Koji WAKAMATSU (WAKAMATSU PRODUCTION), Noriko OZAKI (SKHOLE)
"If we value so highly the dignity of life, how can we not also value the dignity of death No death may be called futile." - Yukio Mishima From legendary Japanese underground provocateur and radical filmmaker Koji Wakamatsu... On November 25th 1970, a man committed ritual suicide inside the Tokyo headquarters of the Japanese Ministry of Defence. The man was Yukio Mishima, one of Japan’s greatest and most celebrated novelists. With four members of his own private army - the Tatenokai - Mishima had taken the commandant hostage and called upon the assembled military outside the Ministry to overthrow their society and restore the powers of the Emperor. When the soldiers mocked and jeered Mishima, he cut short his speech and withdrew to the commandant’s office where he committed seppuku - the samurai warrior's death - tearing open his belly with a ceremonial knife before being beheaded by one of his colleagues. What was Mishima truly trying to express through his actions? What did he witness during his final moments? The 1960s saw an international surge of protest against the 1951 Japan-US Security Treaty. Student activism in Japan was also gaining momentum towards social change, with widespread support from farmers and laborers. Conservative students also mobilized themselves to oppose their left-wing counterparts. It was from the ranks of these latter activists that Mishima formed his Tatenokai.
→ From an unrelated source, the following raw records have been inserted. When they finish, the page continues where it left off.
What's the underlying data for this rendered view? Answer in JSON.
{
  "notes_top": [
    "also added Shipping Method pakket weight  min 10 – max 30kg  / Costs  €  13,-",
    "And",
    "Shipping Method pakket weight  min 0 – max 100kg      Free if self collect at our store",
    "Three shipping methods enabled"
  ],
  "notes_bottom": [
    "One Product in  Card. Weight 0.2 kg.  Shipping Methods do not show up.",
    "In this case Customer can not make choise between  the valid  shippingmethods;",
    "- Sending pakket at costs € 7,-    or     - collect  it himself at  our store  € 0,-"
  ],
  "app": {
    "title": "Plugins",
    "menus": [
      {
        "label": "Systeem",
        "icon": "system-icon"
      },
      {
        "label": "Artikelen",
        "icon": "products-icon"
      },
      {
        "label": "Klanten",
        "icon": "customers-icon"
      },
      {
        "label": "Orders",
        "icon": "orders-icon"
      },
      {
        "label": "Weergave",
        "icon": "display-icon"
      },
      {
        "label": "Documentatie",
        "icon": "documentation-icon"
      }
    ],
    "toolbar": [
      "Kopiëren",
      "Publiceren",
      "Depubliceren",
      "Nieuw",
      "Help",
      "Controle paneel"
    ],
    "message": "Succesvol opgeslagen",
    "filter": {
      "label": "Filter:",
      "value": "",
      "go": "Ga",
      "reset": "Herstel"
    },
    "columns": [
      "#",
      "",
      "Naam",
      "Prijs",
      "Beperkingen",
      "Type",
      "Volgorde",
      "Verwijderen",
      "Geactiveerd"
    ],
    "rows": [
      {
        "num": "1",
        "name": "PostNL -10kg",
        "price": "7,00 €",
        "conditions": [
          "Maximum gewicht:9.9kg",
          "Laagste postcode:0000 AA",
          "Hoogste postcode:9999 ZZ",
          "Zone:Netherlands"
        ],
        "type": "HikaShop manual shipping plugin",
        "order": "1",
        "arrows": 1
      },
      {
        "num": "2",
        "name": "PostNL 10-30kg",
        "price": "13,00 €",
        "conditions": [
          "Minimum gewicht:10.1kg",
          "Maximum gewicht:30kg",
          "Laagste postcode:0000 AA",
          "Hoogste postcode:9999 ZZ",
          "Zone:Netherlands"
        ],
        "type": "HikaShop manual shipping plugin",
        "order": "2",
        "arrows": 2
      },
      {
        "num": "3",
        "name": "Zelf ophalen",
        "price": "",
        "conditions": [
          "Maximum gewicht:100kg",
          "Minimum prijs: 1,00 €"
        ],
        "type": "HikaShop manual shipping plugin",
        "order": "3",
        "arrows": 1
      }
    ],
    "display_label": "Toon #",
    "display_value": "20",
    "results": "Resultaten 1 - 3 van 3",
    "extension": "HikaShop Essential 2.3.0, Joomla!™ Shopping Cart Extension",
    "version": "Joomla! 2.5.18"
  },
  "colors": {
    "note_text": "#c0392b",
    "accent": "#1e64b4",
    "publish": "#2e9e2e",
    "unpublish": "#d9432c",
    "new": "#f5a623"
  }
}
Who were the Tatenokai fighting? Who was the real enemy? And what was the meaning of Mishima’s extraordinary final gesture?